DESCRIPTION OF THE TASK | Of the lines below, copy those that hold the word "image".

Excerpts from an interface dataset
BEGIN
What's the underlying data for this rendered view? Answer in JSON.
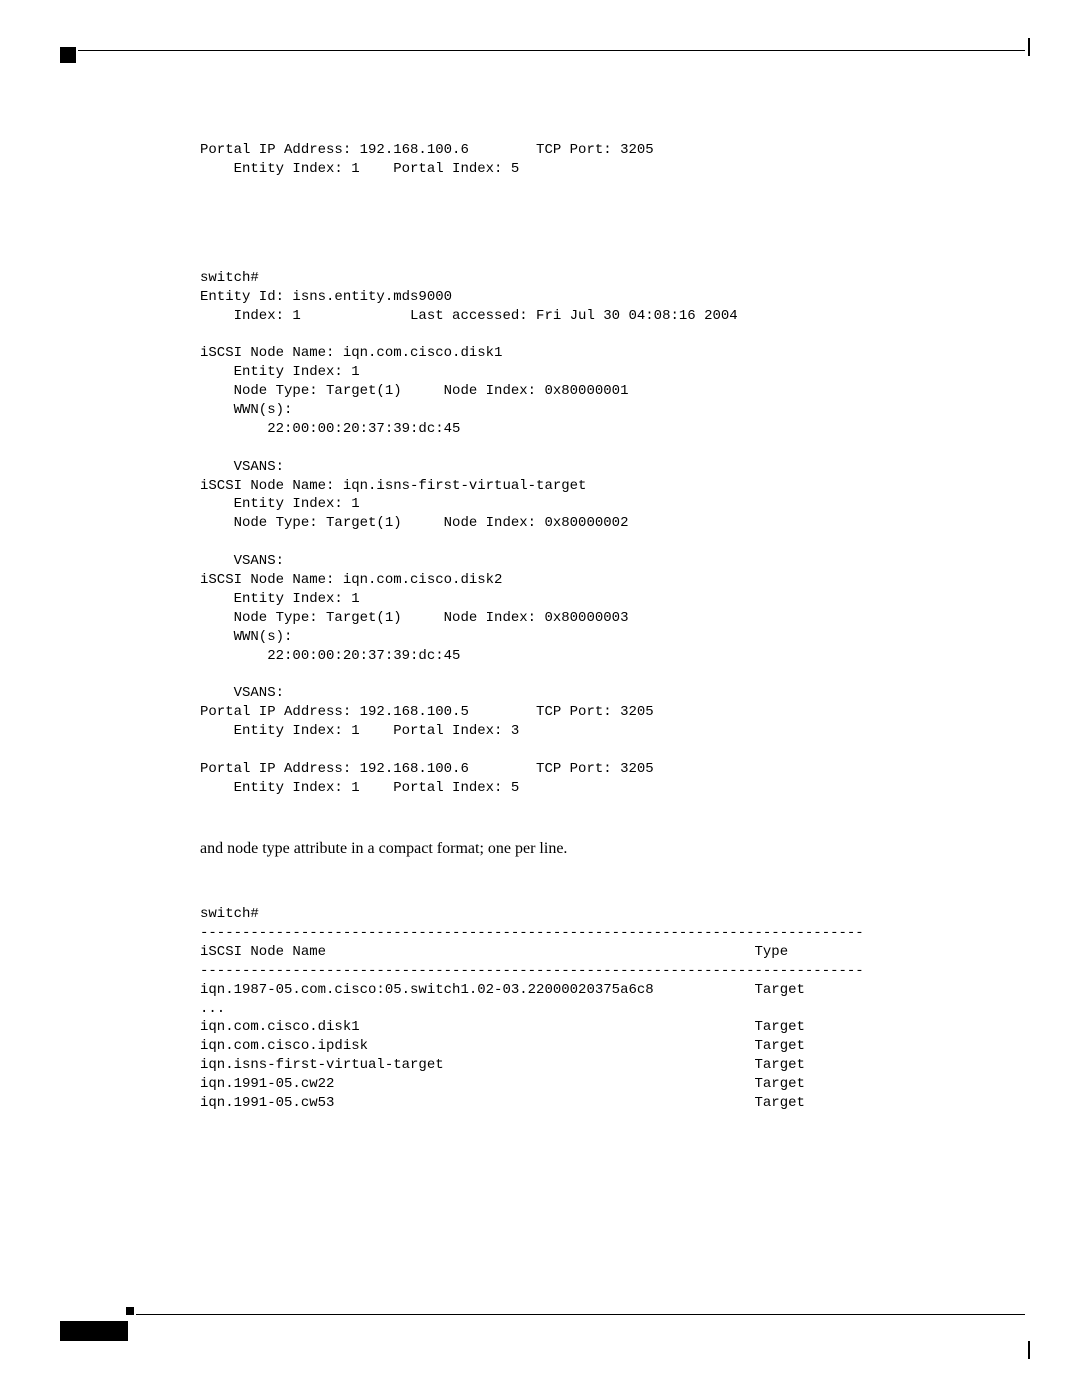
{
  "block1": "Portal IP Address: 192.168.100.6        TCP Port: 3205\n    Entity Index: 1    Portal Index: 5",
  "block2": "switch#\nEntity Id: isns.entity.mds9000\n    Index: 1             Last accessed: Fri Jul 30 04:08:16 2004\n\niSCSI Node Name: iqn.com.cisco.disk1\n    Entity Index: 1\n    Node Type: Target(1)     Node Index: 0x80000001\n    WWN(s):\n        22:00:00:20:37:39:dc:45\n\n    VSANS:\niSCSI Node Name: iqn.isns-first-virtual-target\n    Entity Index: 1\n    Node Type: Target(1)     Node Index: 0x80000002\n\n    VSANS:\niSCSI Node Name: iqn.com.cisco.disk2\n    Entity Index: 1\n    Node Type: Target(1)     Node Index: 0x80000003\n    WWN(s):\n        22:00:00:20:37:39:dc:45\n\n    VSANS:\nPortal IP Address: 192.168.100.5        TCP Port: 3205\n    Entity Index: 1    Portal Index: 3\n\nPortal IP Address: 192.168.100.6        TCP Port: 3205\n    Entity Index: 1    Portal Index: 5",
  "bodytext": "and node type attribute in a compact format; one per line.",
  "block3": "switch#\n-------------------------------------------------------------------------------\niSCSI Node Name                                                   Type\n-------------------------------------------------------------------------------\niqn.1987-05.com.cisco:05.switch1.02-03.22000020375a6c8            Target\n...\niqn.com.cisco.disk1                                               Target\niqn.com.cisco.ipdisk                                              Target\niqn.isns-first-virtual-target                                     Target\niqn.1991-05.cw22                                                  Target\niqn.1991-05.cw53                                                  Target"
}
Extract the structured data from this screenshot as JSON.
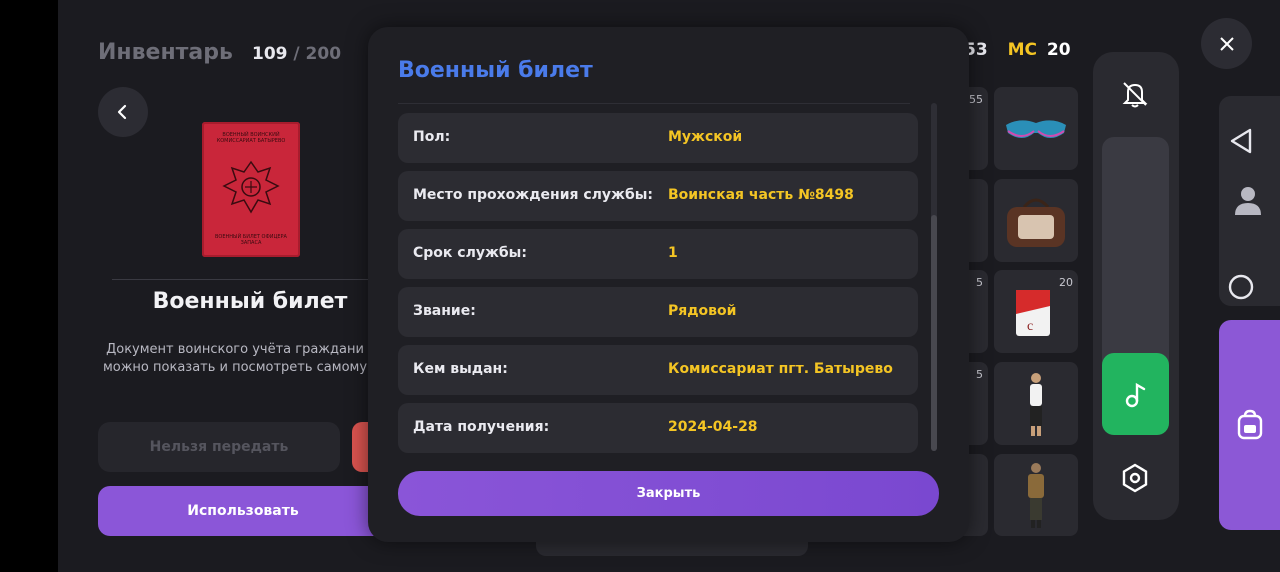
{
  "inventory": {
    "title": "Инвентарь",
    "count_current": "109",
    "count_sep": " / ",
    "count_max": "200"
  },
  "item": {
    "name": "Военный билет",
    "description_line1": "Документ воинского учёта граждани",
    "description_line2": "можно показать и посмотреть самому",
    "passport_top_text": "ВОЕННЫЙ ВОИНСКИЙ КОМИССАРИАТ БАТЫРЕВО",
    "passport_bottom_text": "ВОЕННЫЙ БИЛЕТ ОФИЦЕРА ЗАПАСА"
  },
  "buttons": {
    "no_transfer": "Нельзя передать",
    "use": "Использовать",
    "close": "Закрыть"
  },
  "stats": {
    "prev_value": "53",
    "mc_label": "MC",
    "mc_value": "20"
  },
  "slots": [
    {
      "qty": "55"
    },
    {
      "qty": ""
    },
    {
      "qty": "5"
    },
    {
      "qty": "20"
    },
    {
      "qty": "5"
    }
  ],
  "modal": {
    "title": "Военный билет",
    "rows": [
      {
        "label": "Пол:",
        "value": "Мужской"
      },
      {
        "label": "Место прохождения службы:",
        "value": "Воинская часть №8498"
      },
      {
        "label": "Срок службы:",
        "value": "1"
      },
      {
        "label": "Звание:",
        "value": "Рядовой"
      },
      {
        "label": "Кем выдан:",
        "value": "Комиссариат пгт. Батырево"
      },
      {
        "label": "Дата получения:",
        "value": "2024-04-28"
      }
    ]
  },
  "colors": {
    "accent_purple": "#8b56d8",
    "title_blue": "#4a7bea",
    "value_yellow": "#f4c524",
    "music_green": "#22b45f"
  },
  "icons": [
    "back-arrow-icon",
    "bell-off-icon",
    "music-note-icon",
    "hexagon-settings-icon",
    "close-icon",
    "triangle-back-icon",
    "person-icon",
    "circle-home-icon",
    "backpack-icon"
  ]
}
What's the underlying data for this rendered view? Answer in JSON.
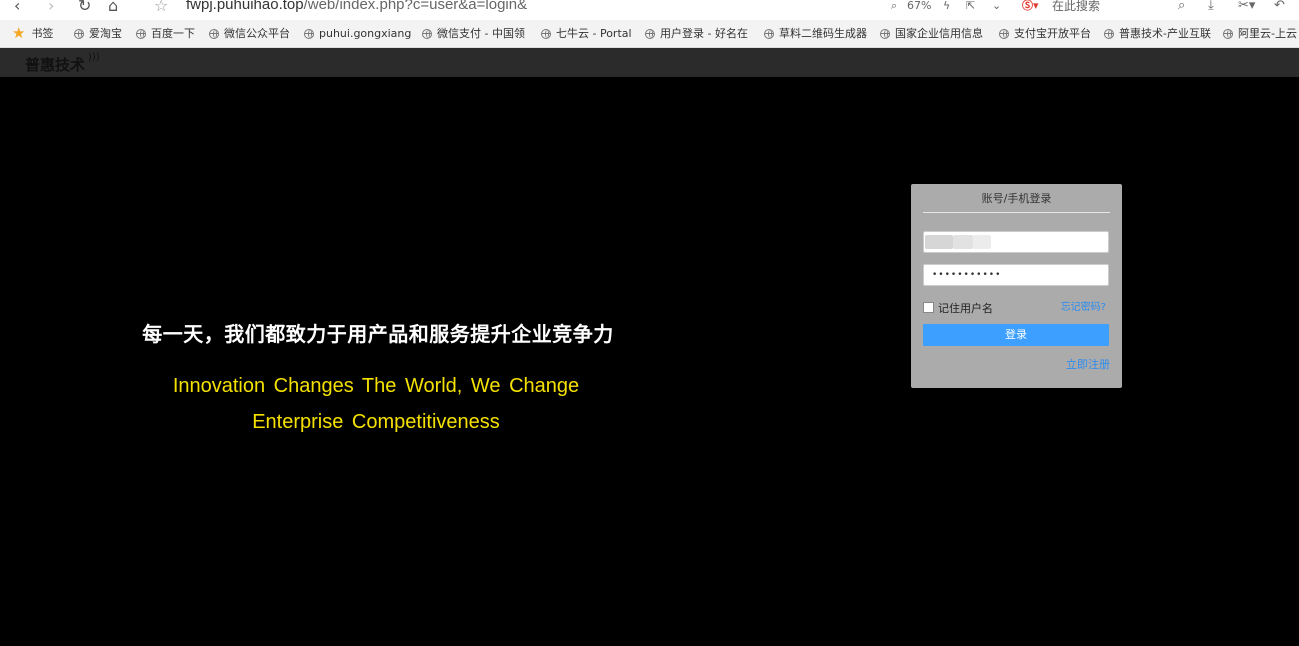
{
  "browser": {
    "url_host": "fwpj.puhuihao.top",
    "url_path": "/web/index.php?c=user&a=login&",
    "zoom": "67%",
    "search_placeholder": "在此搜索",
    "bookmarks_label": "书签",
    "bookmarks": [
      "爱淘宝",
      "百度一下",
      "微信公众平台",
      "puhui.gongxiang",
      "微信支付 - 中国领",
      "七牛云 - Portal",
      "用户登录 - 好名在",
      "草料二维码生成器",
      "国家企业信用信息",
      "支付宝开放平台",
      "普惠技术-产业互联",
      "阿里云-上云"
    ]
  },
  "site": {
    "logo": "普惠技术"
  },
  "hero": {
    "slogan_cn": "每一天，我们都致力于用产品和服务提升企业竞争力",
    "slogan_en_line1": "Innovation Changes The World, We Change",
    "slogan_en_line2": "Enterprise Competitiveness"
  },
  "login": {
    "title": "账号/手机登录",
    "username_value": "",
    "password_value": "•••••••••••",
    "remember_label": "记住用户名",
    "forgot_label": "忘记密码?",
    "submit_label": "登录",
    "register_label": "立即注册"
  },
  "colors": {
    "background": "#000000",
    "header": "#2b2b2b",
    "slogan_en": "#f5e100",
    "card": "#ababab",
    "accent": "#3d9fff",
    "link": "#2d8cf0"
  }
}
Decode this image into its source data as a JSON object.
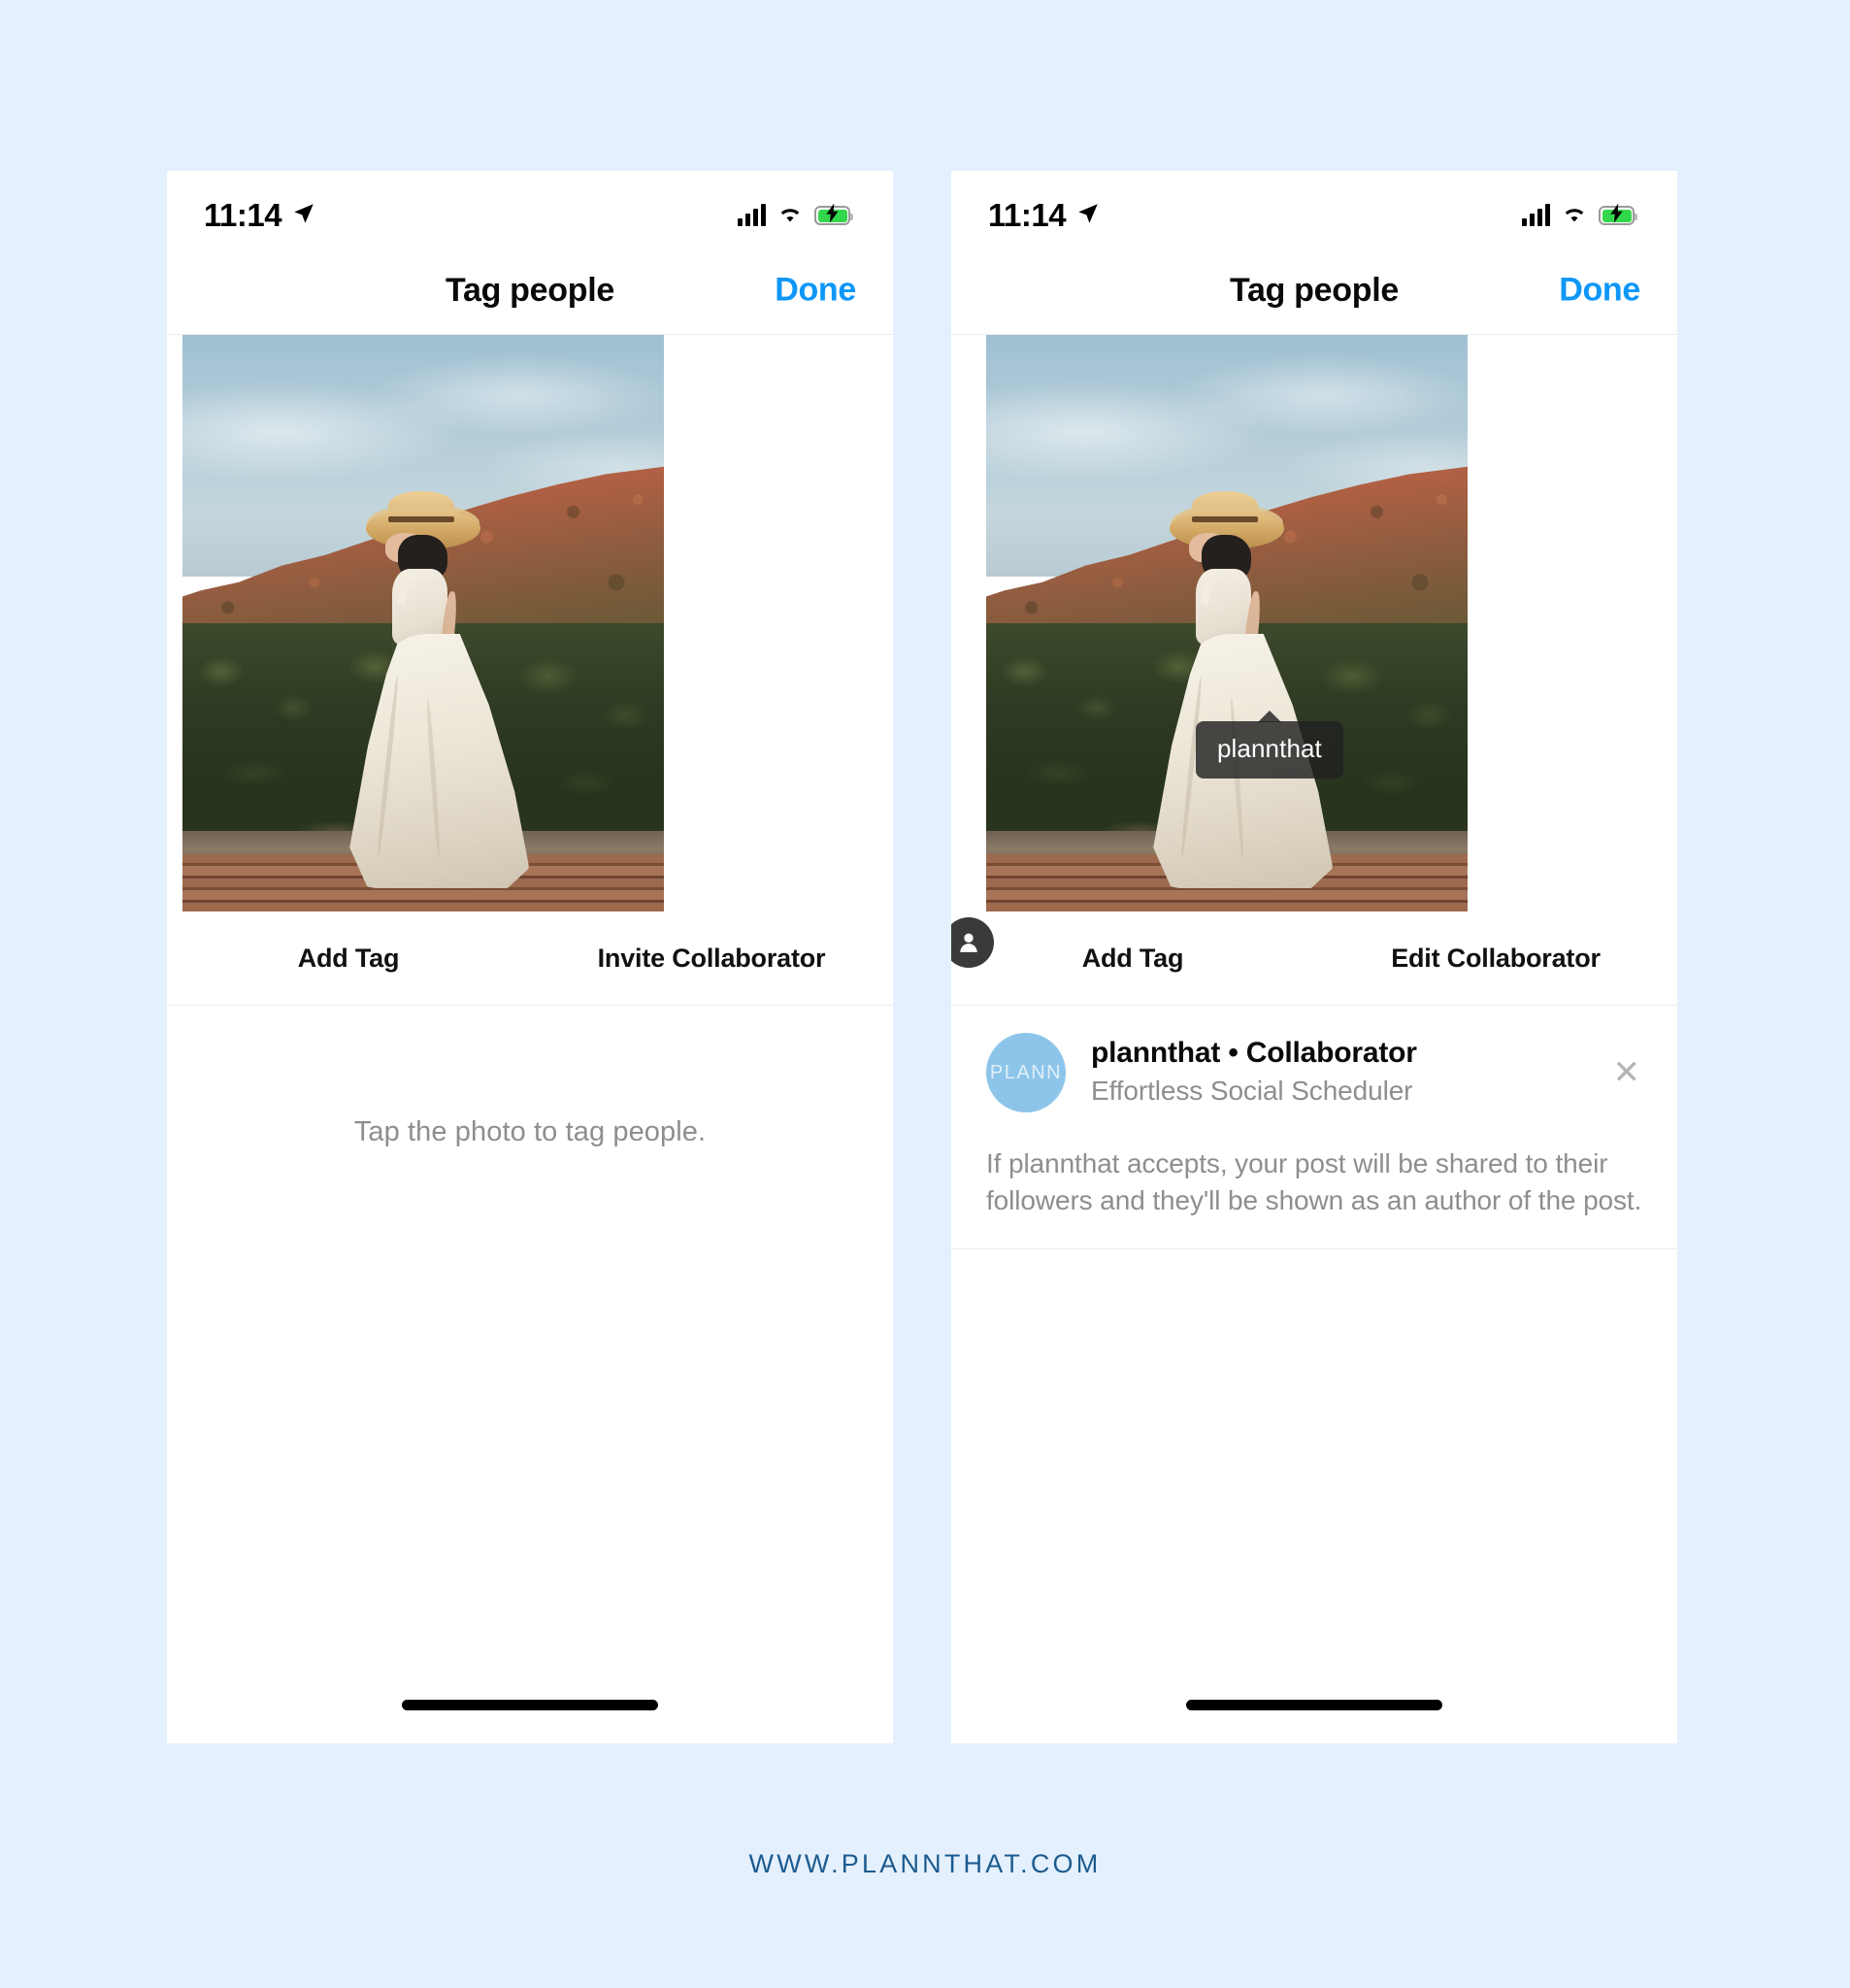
{
  "page": {
    "background_color": "#e4f0fd",
    "footer_link": "WWW.PLANNTHAT.COM",
    "footer_color": "#1c5b8f"
  },
  "status_bar": {
    "time": "11:14",
    "location_icon": "location-arrow-icon",
    "signal_icon": "cellular-signal-icon",
    "wifi_icon": "wifi-icon",
    "battery_icon": "battery-charging-icon",
    "battery_color": "#32d74b"
  },
  "screens": [
    {
      "id": "tag-people-empty",
      "nav": {
        "title": "Tag people",
        "done_label": "Done",
        "done_color": "#0f97f7"
      },
      "photo": {
        "alt": "Woman in cream dress and straw hat walking on a wooden deck in front of a rocky hillside",
        "tag_bubble": null,
        "tag_badge": null
      },
      "actions": [
        {
          "label": "Add Tag"
        },
        {
          "label": "Invite Collaborator"
        }
      ],
      "empty_state": {
        "text": "Tap the photo to tag people."
      },
      "collaborator": null
    },
    {
      "id": "tag-people-collaborator",
      "nav": {
        "title": "Tag people",
        "done_label": "Done",
        "done_color": "#0f97f7"
      },
      "photo": {
        "alt": "Woman in cream dress and straw hat walking on a wooden deck in front of a rocky hillside",
        "tag_bubble": "plannthat",
        "tag_badge": "person-icon"
      },
      "actions": [
        {
          "label": "Add Tag"
        },
        {
          "label": "Edit Collaborator"
        }
      ],
      "empty_state": null,
      "collaborator": {
        "avatar_initials": "PLANN",
        "avatar_color": "#8dc5ea",
        "name": "plannthat • Collaborator",
        "subtitle": "Effortless Social Scheduler",
        "close_label": "✕",
        "note": "If plannthat accepts, your post will be shared to their followers and they'll be shown as an author of the post."
      }
    }
  ]
}
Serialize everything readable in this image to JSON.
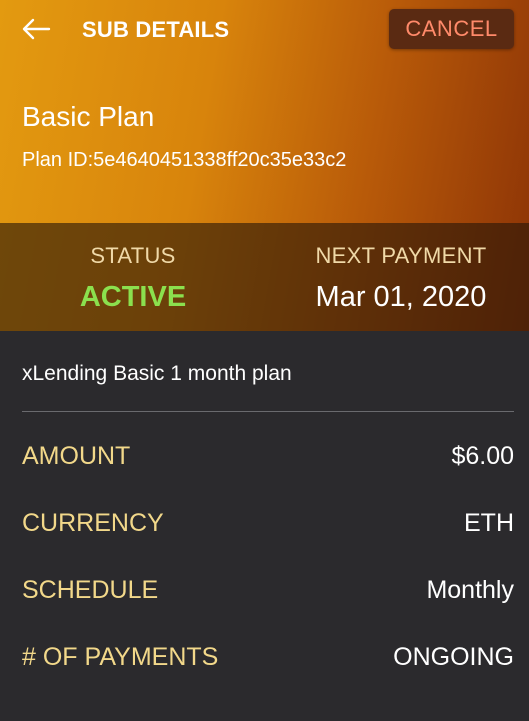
{
  "header": {
    "title": "SUB DETAILS",
    "cancel_label": "CANCEL",
    "back_icon": "arrow-left-icon"
  },
  "plan": {
    "name": "Basic Plan",
    "id_line": "Plan ID:5e4640451338ff20c35e33c2"
  },
  "status": {
    "label": "STATUS",
    "value": "ACTIVE"
  },
  "next_payment": {
    "label": "NEXT PAYMENT",
    "value": "Mar 01, 2020"
  },
  "description": "xLending Basic 1 month plan",
  "details": [
    {
      "label": "AMOUNT",
      "value": "$6.00"
    },
    {
      "label": "CURRENCY",
      "value": "ETH"
    },
    {
      "label": "SCHEDULE",
      "value": "Monthly"
    },
    {
      "label": "# OF PAYMENTS",
      "value": "ONGOING"
    }
  ],
  "colors": {
    "hero_start": "#e39a10",
    "hero_end": "#8c3306",
    "active_status": "#8be04e",
    "label_gold": "#f2d88a",
    "cancel_text": "#ff8a6a",
    "background": "#2b2a2d"
  }
}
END
OUTPUT BELOW |
Decode this image into its source data as a JSON object.
Serialize everything readable in this image to JSON.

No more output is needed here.